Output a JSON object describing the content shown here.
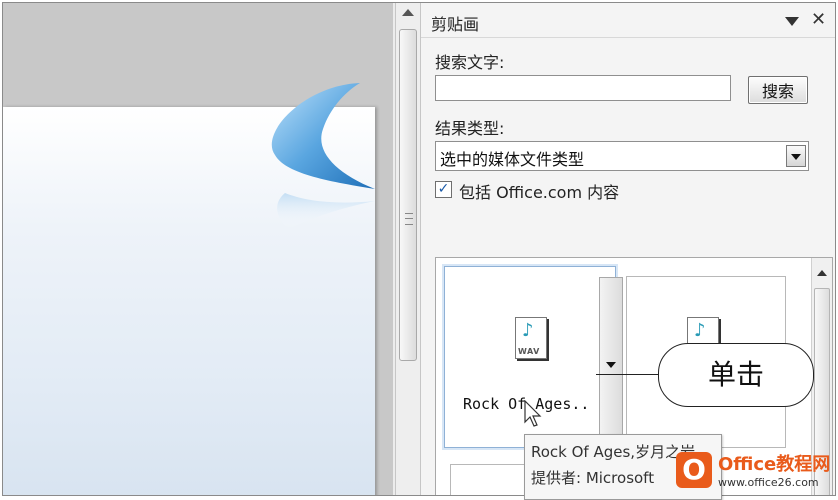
{
  "pane": {
    "title": "剪贴画",
    "search_label": "搜索文字:",
    "search_value": "",
    "search_button": "搜索",
    "result_type_label": "结果类型:",
    "result_type_value": "选中的媒体文件类型",
    "include_office": {
      "checked": true,
      "label": "包括 Office.com 内容"
    }
  },
  "gallery": {
    "items": [
      {
        "name": "Rock Of Ages..",
        "icon": "wav-audio-icon",
        "selected": true
      },
      {
        "name": "...",
        "icon": "wav-audio-icon",
        "selected": false
      }
    ]
  },
  "tooltip": {
    "line1": "Rock Of Ages,岁月之岩",
    "line2": "提供者: Microsoft"
  },
  "callout": {
    "text": "单击"
  },
  "watermark": {
    "logo_letter": "O",
    "title": "Office教程网",
    "url": "www.office26.com"
  },
  "colors": {
    "accent_blue": "#5aa6e0",
    "watermark_orange": "#e95b1b"
  }
}
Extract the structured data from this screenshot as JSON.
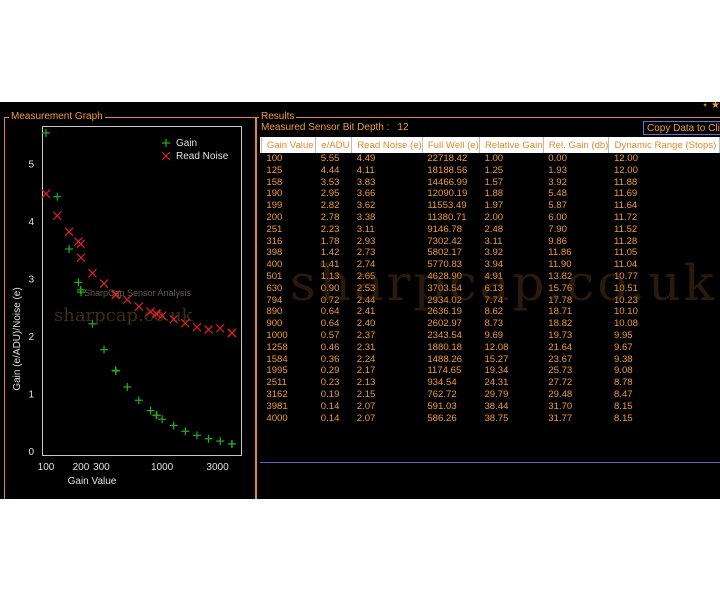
{
  "window": {
    "corner_glyphs": "⋆ ★"
  },
  "graph_panel": {
    "title": "Measurement Graph"
  },
  "results_panel": {
    "title": "Results",
    "bit_depth_label": "Measured Sensor Bit Depth :",
    "bit_depth_value": "12",
    "copy_button_label": "Copy Data to Clipboard"
  },
  "table": {
    "headers": [
      "Gain Value",
      "e/ADU",
      "Read Noise (e)",
      "Full Well (e)",
      "Relative Gain",
      "Rel. Gain (db)",
      "Dynamic Range (Stops)"
    ],
    "rows": [
      [
        "100",
        "5.55",
        "4.49",
        "22718.42",
        "1.00",
        "0.00",
        "12.00"
      ],
      [
        "125",
        "4.44",
        "4.11",
        "18188.56",
        "1.25",
        "1.93",
        "12.00"
      ],
      [
        "158",
        "3.53",
        "3.83",
        "14466.99",
        "1.57",
        "3.92",
        "11.88"
      ],
      [
        "190",
        "2.95",
        "3.66",
        "12090.19",
        "1.88",
        "5.48",
        "11.69"
      ],
      [
        "199",
        "2.82",
        "3.62",
        "11553.49",
        "1.97",
        "5.87",
        "11.64"
      ],
      [
        "200",
        "2.78",
        "3.38",
        "11380.71",
        "2.00",
        "6.00",
        "11.72"
      ],
      [
        "251",
        "2.23",
        "3.11",
        "9146.78",
        "2.48",
        "7.90",
        "11.52"
      ],
      [
        "316",
        "1.78",
        "2.93",
        "7302.42",
        "3.11",
        "9.86",
        "11.28"
      ],
      [
        "398",
        "1.42",
        "2.73",
        "5802.17",
        "3.92",
        "11.86",
        "11.05"
      ],
      [
        "400",
        "1.41",
        "2.74",
        "5770.83",
        "3.94",
        "11.90",
        "11.04"
      ],
      [
        "501",
        "1.13",
        "2.65",
        "4628.90",
        "4.91",
        "13.82",
        "10.77"
      ],
      [
        "630",
        "0.90",
        "2.53",
        "3703.54",
        "6.13",
        "15.76",
        "10.51"
      ],
      [
        "794",
        "0.72",
        "2.44",
        "2934.02",
        "7.74",
        "17.78",
        "10.23"
      ],
      [
        "890",
        "0.64",
        "2.41",
        "2636.19",
        "8.62",
        "18.71",
        "10.10"
      ],
      [
        "900",
        "0.64",
        "2.40",
        "2602.97",
        "8.73",
        "18.82",
        "10.08"
      ],
      [
        "1000",
        "0.57",
        "2.37",
        "2343.54",
        "9.69",
        "19.73",
        "9.95"
      ],
      [
        "1258",
        "0.46",
        "2.31",
        "1880.18",
        "12.08",
        "21.64",
        "9.67"
      ],
      [
        "1584",
        "0.36",
        "2.24",
        "1488.26",
        "15.27",
        "23.67",
        "9.38"
      ],
      [
        "1995",
        "0.29",
        "2.17",
        "1174.65",
        "19.34",
        "25.73",
        "9.08"
      ],
      [
        "2511",
        "0.23",
        "2.13",
        "934.54",
        "24.31",
        "27.72",
        "8.78"
      ],
      [
        "3162",
        "0.19",
        "2.15",
        "762.72",
        "29.79",
        "29.48",
        "8.47"
      ],
      [
        "3981",
        "0.14",
        "2.07",
        "591.03",
        "38.44",
        "31.70",
        "8.15"
      ],
      [
        "4000",
        "0.14",
        "2.07",
        "586.26",
        "38.75",
        "31.77",
        "8.15"
      ]
    ]
  },
  "watermark_text": "sharpcap.co.uk",
  "chart_data": {
    "type": "scatter",
    "xlabel": "Gain Value",
    "ylabel": "Gain (e/ADU)/Noise (e)",
    "xscale": "log",
    "xlim": [
      100,
      4500
    ],
    "ylim": [
      0,
      5.6
    ],
    "x_ticks": [
      100,
      200,
      300,
      1000,
      3000
    ],
    "x_tick_labels": [
      "100",
      "200",
      "300",
      "1000",
      "3000"
    ],
    "y_ticks": [
      0,
      1,
      2,
      3,
      4,
      5
    ],
    "y_tick_labels": [
      "0",
      "1",
      "2",
      "3",
      "4",
      "5"
    ],
    "overlay_text": "SharpCap Sensor Analysis",
    "legend_position": "top-right",
    "x": [
      100,
      125,
      158,
      190,
      199,
      200,
      251,
      316,
      398,
      400,
      501,
      630,
      794,
      890,
      900,
      1000,
      1258,
      1584,
      1995,
      2511,
      3162,
      3981,
      4000
    ],
    "series": [
      {
        "name": "Gain",
        "marker": "plus",
        "color": "#1fb01f",
        "values": [
          5.55,
          4.44,
          3.53,
          2.95,
          2.82,
          2.78,
          2.23,
          1.78,
          1.42,
          1.41,
          1.13,
          0.9,
          0.72,
          0.64,
          0.64,
          0.57,
          0.46,
          0.36,
          0.29,
          0.23,
          0.19,
          0.14,
          0.14
        ]
      },
      {
        "name": "Read Noise",
        "marker": "x",
        "color": "#e02020",
        "values": [
          4.49,
          4.11,
          3.83,
          3.66,
          3.62,
          3.38,
          3.11,
          2.93,
          2.73,
          2.74,
          2.65,
          2.53,
          2.44,
          2.41,
          2.4,
          2.37,
          2.31,
          2.24,
          2.17,
          2.13,
          2.15,
          2.07,
          2.07
        ]
      }
    ]
  }
}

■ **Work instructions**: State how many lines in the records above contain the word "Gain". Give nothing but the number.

■ **Answer section**: 6